While there is no indoor tennis court on the premises for those hoping to host late-night rendezvous to the strains of “Isn’t It Romantic,” the property does boast a rear lawn large enough for a “big party” with “an orchestra and dancing” (Givenchy dress, sadly, not included), as well as a small private beach. It is the latter that appeared in “Sabrina.”
Said to be “on the North Shore of Long Island, some 30 miles from New York,” the main mansion featured in the film, where Sabrina managed to capture the hearts of wealthy brothers Linus (Humphrey Bogart) and David Larrabee (William Holden), was actually located on the West Coast, in the Benedict Canyon area of Beverly Hills. Known as Hill Grove in real life, the Gothic Revival-style residence (pictured above) was used for most exterior shots of the Larrabee estate, with its front façade, driveway and porte-cochère popping up throughout the movie. At the time of the filming, the Albert Rarr-designed manse was owned by wealthy jeweler George Lewis and his wife, Gertrude, who regularly leased the property out for shoots and donated all of the resulting revenue to charity. Though razed in the 1960s, historic photographs of it can be seen here.
Additional filming took place at another estate that has since been demolished, this one known as Walhall in Greenwich, Connecticut. The Italian Renaissance-style pad once sat on 49 acres overlooking Harbor Point Beach but fell to the wrecking ball in 1954, very shortly following the “Sabrina” shoot.
And finally, The Anchorage was utilized in two short waterfront sequences, with the cast and crew descending upon the place in the fall of 1953 to shoot at the private beach, purported to be situated at the rear of the Larrabee estate. At the time, the residence belonged to Barney Balaban, longtime president of Paramount Pictures, the production company behind “Sabrina,” so it seems to have come by its role, like so many in Hollywood, thanks to a bit of nepotism.
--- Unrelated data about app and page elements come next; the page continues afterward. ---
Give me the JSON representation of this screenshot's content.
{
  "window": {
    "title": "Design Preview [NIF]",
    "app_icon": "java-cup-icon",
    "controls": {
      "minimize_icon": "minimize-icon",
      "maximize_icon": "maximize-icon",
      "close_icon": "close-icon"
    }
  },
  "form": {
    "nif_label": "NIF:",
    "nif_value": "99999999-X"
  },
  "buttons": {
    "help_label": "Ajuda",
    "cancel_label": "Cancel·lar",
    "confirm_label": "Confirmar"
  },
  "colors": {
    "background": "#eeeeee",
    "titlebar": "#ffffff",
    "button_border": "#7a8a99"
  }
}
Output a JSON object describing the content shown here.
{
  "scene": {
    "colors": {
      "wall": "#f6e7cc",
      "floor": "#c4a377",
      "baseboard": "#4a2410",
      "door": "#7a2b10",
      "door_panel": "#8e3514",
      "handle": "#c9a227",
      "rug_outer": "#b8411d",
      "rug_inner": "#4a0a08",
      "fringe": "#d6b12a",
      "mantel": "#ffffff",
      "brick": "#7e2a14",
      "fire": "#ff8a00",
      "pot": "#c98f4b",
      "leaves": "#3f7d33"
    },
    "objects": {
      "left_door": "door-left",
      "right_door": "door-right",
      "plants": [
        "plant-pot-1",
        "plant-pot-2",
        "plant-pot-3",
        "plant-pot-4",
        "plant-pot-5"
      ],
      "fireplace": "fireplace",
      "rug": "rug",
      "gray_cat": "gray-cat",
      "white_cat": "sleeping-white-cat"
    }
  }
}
The beach first appears in the movie’s opening, as Sabrina describes the Larrabee mansion, its many amenities and the myriad people employed there, with the camera panning to The Anchorage’s picturesque shoreline as she states in her perfectly plucky diction, “There was a boatman to take care of the boats – to put them in the water in the spring and scrape their bottoms in the winter.” The dock seen in the movie is no longer intact, but the cove itself still looks much as it did onscreen.
Later in the film, after Sabrina has returned home from a stint studying at Le Cordon Bleu in Paris, she goes for a romantic sail with Linus, and upon debarking, the two are shown briefly standing at the shore of 315 Brevoort as they bid each other farewell. Though the scene is short (it makes up barely 20 seconds of screen time), it leaves audiences – as well as Sabrina and Linus – with a speck of hope that the two might just wind up together.
Though the mansion itself does not appear onscreen, several photos of Audrey were snapped during breaks in filming, including one which shows the actress sitting with her canine costar, The Anchorage framed behind her in all of its brick-encased glory.
Movie memorabilia relating to Hepburn never fails to garner immense interest and large returns, and the estate’s listing, which offers deep-pocketed fans the opportunity to own a truly unique piece of cinematic history, will likely prove no different.